RD: Very much so. And that just goes back to Doyle. Doyle was a serious spiritualist. He was in touch with a lot of intuitive folks. I know there’s some square, maybe it’s Berkeley Square, in London where he had a spiritual society. As a matter of fact, in the 80s, when I was doing Air America, I used to go to the Sir Arthur Conan Doyle Spiritual Society and listen to mediums as they shared the intimate goings on of the recently deceased with their mourning loved ones.
Continue on to page 2 as Downey shares his curiousity about spiritualism, the rumours about Brad Pitt’s Moriarty and what we can expect from Iron Man 2.
RD: It was a curiosity. Yeah, I was a kid. By the way, I don’t believe in it or not believe in it. It is what it is and there are certain realms of activity where you can get information.
RD: That’s still the case. I like it when you take something in a movie that obviously lends itself to making a couple more. It’s the same thing we did with Iron Man. At the end of Iron Man he reveals his identity. So we did not disappoint the audience by using all the same Texas Hold ‘Em cards as the studios, which usually wind up making a decision that is for the quote-unquote best.
RD: Yeah. I mean, the rumours have changed a couple of times, and I definitely talked to Brad about it. There’s just really no telling where it’s going to go. But the good news for us is that I think that this version of Holmes, if we’re lucky, will really be a done and dusted calling card for whoever winds up being Moriarty, if we continue.
Robert Downey Jr. in Sherlock Holmes.
RD: I think we’ll know December 28, to tell you the truth. We’ll know a few days after the movie opens if it’s going to perform, generally, well enough to continue.

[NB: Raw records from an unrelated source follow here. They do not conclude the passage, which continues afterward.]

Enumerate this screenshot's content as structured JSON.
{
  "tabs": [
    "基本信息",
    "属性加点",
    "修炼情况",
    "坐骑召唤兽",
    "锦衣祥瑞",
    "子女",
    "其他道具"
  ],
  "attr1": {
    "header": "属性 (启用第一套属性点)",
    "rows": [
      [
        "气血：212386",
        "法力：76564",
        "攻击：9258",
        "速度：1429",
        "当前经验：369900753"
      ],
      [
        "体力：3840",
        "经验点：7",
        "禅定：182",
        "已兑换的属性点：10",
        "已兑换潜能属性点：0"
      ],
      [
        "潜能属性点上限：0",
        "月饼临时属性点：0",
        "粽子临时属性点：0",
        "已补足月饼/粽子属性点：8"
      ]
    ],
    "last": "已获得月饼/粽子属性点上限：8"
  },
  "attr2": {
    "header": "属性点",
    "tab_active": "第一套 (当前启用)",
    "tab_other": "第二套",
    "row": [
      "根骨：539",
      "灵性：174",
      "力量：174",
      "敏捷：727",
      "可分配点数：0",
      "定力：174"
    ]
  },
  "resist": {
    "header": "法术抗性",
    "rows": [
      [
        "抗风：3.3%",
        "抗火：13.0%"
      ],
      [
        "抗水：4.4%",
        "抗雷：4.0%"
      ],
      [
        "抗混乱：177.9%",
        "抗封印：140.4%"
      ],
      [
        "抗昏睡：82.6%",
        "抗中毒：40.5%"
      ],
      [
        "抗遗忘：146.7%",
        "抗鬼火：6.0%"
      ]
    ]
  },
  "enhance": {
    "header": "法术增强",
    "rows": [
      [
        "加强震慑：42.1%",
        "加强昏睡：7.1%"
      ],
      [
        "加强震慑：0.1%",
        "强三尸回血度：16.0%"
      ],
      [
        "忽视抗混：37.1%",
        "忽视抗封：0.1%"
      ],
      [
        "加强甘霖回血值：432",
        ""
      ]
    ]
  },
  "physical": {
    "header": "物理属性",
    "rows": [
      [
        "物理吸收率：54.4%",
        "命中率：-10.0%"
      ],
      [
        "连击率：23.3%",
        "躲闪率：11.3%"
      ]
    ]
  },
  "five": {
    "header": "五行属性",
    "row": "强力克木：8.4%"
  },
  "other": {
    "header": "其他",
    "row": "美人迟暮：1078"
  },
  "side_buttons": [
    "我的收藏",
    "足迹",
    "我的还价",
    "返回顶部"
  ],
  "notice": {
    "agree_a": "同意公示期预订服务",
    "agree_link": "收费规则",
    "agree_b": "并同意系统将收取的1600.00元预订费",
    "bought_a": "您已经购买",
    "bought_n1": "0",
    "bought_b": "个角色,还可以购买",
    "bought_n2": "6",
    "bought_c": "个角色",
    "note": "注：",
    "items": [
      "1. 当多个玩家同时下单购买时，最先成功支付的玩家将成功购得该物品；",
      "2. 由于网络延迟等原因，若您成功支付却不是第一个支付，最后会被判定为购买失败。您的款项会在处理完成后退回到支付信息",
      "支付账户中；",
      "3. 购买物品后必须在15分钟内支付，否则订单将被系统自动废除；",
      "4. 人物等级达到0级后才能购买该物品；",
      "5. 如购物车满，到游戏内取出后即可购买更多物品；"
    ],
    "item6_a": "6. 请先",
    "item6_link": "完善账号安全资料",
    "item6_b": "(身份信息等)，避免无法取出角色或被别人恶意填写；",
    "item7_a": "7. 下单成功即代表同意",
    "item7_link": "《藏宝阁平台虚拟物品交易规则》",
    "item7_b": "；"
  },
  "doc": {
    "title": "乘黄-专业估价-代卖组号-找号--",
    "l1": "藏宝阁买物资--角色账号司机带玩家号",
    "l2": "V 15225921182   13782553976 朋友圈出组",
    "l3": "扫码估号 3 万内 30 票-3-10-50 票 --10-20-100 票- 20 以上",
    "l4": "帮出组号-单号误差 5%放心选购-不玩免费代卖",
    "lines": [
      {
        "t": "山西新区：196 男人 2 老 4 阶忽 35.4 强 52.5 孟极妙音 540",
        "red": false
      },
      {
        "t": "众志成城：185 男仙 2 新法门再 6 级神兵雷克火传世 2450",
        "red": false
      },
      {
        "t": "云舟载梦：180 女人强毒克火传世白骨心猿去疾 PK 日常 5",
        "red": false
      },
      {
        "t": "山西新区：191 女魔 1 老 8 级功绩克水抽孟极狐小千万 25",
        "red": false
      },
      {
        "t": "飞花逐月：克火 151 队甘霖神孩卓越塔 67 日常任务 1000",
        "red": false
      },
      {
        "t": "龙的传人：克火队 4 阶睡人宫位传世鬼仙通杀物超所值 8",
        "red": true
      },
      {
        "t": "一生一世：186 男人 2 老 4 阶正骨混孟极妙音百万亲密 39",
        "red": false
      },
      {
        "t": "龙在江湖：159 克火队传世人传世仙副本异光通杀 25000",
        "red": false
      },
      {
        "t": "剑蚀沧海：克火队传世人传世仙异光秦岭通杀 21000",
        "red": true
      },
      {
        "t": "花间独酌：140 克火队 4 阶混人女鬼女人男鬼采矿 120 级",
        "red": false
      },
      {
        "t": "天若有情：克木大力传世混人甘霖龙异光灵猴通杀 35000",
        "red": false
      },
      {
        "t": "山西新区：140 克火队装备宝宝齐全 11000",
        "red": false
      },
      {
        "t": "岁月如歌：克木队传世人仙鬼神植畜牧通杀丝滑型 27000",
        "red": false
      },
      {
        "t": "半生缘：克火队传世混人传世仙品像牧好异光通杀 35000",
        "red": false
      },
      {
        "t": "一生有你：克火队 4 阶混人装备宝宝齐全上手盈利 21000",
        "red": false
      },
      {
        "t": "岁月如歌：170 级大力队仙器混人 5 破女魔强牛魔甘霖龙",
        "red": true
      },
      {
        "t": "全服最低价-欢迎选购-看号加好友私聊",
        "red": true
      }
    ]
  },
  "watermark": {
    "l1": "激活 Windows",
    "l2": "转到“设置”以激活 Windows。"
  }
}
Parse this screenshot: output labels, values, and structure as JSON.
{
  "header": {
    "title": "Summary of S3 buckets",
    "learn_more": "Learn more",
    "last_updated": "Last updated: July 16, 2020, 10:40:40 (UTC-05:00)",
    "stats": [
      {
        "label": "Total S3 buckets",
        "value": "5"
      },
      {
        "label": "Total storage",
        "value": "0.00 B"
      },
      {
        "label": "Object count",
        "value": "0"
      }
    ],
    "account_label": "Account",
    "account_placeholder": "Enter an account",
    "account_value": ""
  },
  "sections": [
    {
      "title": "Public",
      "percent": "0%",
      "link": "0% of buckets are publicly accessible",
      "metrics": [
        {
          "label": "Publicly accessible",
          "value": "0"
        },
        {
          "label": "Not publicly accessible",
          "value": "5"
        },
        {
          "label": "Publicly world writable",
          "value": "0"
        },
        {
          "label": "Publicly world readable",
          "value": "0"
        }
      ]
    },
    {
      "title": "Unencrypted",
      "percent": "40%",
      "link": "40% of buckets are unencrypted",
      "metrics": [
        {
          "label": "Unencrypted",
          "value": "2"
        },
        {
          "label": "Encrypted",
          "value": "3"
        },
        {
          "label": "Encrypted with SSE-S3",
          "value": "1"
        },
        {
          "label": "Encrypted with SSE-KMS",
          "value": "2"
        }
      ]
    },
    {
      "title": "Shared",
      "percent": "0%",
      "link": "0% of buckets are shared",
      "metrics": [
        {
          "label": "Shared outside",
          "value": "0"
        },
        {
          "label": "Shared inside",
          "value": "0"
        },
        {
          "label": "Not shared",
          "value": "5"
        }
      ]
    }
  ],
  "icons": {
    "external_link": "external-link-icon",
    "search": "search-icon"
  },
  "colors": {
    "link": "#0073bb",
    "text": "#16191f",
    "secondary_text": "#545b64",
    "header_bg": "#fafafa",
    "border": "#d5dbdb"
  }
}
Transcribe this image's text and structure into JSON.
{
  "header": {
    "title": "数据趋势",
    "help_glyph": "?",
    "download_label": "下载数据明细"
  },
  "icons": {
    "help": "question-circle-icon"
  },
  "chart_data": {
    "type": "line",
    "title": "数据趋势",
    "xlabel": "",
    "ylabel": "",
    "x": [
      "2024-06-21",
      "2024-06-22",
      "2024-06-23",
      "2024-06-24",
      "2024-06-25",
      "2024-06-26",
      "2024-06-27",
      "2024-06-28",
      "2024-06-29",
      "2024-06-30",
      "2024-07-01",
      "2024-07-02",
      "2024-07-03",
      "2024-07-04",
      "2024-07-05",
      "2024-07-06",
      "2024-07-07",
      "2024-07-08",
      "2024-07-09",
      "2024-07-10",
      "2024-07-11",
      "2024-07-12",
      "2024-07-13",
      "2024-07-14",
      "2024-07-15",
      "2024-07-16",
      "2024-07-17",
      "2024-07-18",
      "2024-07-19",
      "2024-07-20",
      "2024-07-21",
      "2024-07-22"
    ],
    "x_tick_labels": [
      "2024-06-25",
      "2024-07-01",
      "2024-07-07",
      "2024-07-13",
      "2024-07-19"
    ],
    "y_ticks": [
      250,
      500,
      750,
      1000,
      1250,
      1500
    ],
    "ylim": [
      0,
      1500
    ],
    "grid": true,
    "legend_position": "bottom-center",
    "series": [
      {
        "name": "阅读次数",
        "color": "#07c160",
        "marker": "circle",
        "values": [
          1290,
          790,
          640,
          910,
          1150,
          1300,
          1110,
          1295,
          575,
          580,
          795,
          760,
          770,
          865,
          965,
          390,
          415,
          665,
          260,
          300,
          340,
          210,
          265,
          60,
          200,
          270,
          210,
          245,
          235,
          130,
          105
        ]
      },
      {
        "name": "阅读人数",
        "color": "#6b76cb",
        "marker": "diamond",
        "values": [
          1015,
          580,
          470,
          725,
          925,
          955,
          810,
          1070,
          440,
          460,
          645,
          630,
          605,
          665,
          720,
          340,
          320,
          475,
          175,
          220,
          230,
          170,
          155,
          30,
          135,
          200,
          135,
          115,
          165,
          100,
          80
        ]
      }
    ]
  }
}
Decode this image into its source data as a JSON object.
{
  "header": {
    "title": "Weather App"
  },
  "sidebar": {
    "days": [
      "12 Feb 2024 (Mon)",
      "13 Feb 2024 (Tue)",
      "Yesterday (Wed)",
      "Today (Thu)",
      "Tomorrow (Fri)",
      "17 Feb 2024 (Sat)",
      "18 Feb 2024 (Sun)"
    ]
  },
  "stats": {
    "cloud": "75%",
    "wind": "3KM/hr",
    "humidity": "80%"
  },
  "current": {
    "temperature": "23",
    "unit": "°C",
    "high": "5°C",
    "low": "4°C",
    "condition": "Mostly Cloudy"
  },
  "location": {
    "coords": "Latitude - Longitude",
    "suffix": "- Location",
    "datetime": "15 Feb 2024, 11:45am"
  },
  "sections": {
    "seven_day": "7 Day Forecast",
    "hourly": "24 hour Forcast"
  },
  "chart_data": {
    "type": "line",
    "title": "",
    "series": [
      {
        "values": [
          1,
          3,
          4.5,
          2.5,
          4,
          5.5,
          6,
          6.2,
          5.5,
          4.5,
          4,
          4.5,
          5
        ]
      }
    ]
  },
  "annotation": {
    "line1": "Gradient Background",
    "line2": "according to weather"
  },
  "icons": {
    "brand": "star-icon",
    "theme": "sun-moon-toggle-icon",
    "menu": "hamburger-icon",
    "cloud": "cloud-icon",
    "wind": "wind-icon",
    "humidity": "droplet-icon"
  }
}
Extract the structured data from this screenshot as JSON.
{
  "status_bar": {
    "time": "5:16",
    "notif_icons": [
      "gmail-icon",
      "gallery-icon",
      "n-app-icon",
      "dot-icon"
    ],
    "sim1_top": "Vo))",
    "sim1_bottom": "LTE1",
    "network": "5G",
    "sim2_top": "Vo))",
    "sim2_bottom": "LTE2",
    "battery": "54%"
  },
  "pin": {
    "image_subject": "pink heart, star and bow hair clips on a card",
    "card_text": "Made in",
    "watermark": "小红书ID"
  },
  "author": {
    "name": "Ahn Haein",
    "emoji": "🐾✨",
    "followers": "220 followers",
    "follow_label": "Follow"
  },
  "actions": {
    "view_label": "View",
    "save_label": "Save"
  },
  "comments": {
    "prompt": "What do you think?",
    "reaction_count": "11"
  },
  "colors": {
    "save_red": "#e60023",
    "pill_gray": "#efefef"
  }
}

RD: My take – Jon [Favreau] was in agreement, and Marvel supported us – was that once you tell an origins story pretty well, that’s usually where things start to get dull, and one or two or three things start to happen over and over again. So, we made Tony Stark’s challenges very much outside the usual realm of activity. As much as anything else, it’s much more of a side job for him the second time around. And the great thing, too, is that the Marvel universe is wild; it’s so far out. That’s the big balance to strike. It would be so easy to go so far out it would intergalactic and nothing would be grounded in reality any more.
RD: I think what worked for Iron Man is that it almost seemed like something from the cover of Popular Mechanics. These kinds of suits were starting to be made in the States and Japan, so people were responding to Iron Man almost as though it was a more of a high-tech James Bond. So how could we start to introduce elements of the storylines in the comics without becoming too outlandish, where it wasn’t rooted in some kind of reality? That’s my big thing, and the only thing that’s really been of been of any benefit with my – quote, unquote – successes recently, is that they have allowed people to trust my instincts more comfortably, and to give me a little more creative leverage. And that’s all that matters, because all the other stuff comes and goes.
I’m really, really, really hell-bent on protecting what’s beautiful about my relationship with Marvel and my relationship with Jon Favreau first and foremost, then, secondarily, Iron Man at large. And the tertiary element is always the audience: what would I pay to see if these schmucks had me roped in to come see the movie again? Because I kinda know I’m going to go anyway, and I hope that I’m not sorry I went.
Sherlock Holmes is released on 25th December in the US and 26th December in the UK and Australia. Iron Man 2 follows in 2010.